_Assignment_
The records that follow are to be repeated exactly, with the pictures removed.
· · · ·
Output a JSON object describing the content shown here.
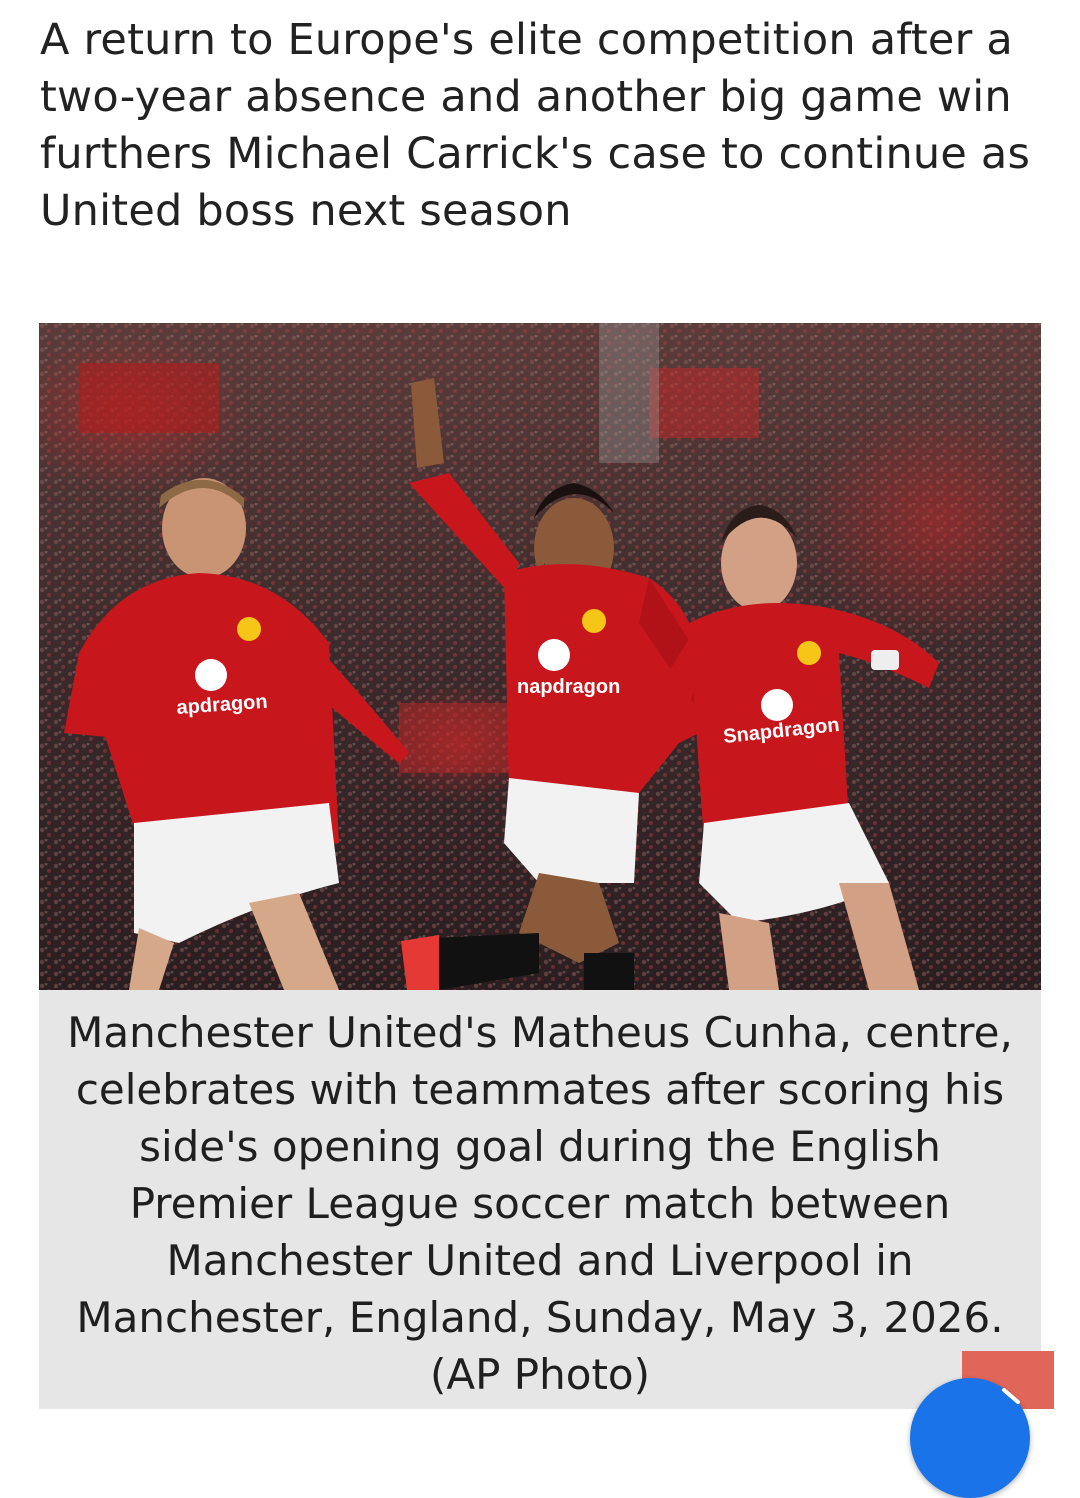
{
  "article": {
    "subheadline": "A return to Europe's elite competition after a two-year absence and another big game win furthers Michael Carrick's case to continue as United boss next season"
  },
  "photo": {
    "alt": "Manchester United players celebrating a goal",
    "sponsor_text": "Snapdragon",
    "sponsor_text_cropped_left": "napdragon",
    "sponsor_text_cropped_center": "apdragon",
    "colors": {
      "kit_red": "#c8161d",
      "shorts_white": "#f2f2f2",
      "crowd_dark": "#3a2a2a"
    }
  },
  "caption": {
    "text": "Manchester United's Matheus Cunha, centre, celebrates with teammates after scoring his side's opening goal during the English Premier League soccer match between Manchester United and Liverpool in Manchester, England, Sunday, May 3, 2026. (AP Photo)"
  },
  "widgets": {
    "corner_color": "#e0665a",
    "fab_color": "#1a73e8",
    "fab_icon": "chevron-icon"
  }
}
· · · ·
_Exercise output_
Output a JSON object describing the content shown here.
{
  "article": {
    "subheadline": "A return to Europe's elite competition after a two-year absence and another big game win furthers Michael Carrick's case to continue as United boss next season"
  },
  "photo": {
    "alt": "Manchester United players celebrating a goal",
    "sponsor_text": "Snapdragon",
    "sponsor_text_cropped_left": "napdragon",
    "sponsor_text_cropped_center": "apdragon",
    "colors": {
      "kit_red": "#c8161d",
      "shorts_white": "#f2f2f2",
      "crowd_dark": "#3a2a2a"
    }
  },
  "caption": {
    "text": "Manchester United's Matheus Cunha, centre, celebrates with teammates after scoring his side's opening goal during the English Premier League soccer match between Manchester United and Liverpool in Manchester, England, Sunday, May 3, 2026. (AP Photo)"
  },
  "widgets": {
    "corner_color": "#e0665a",
    "fab_color": "#1a73e8",
    "fab_icon": "chevron-icon"
  }
}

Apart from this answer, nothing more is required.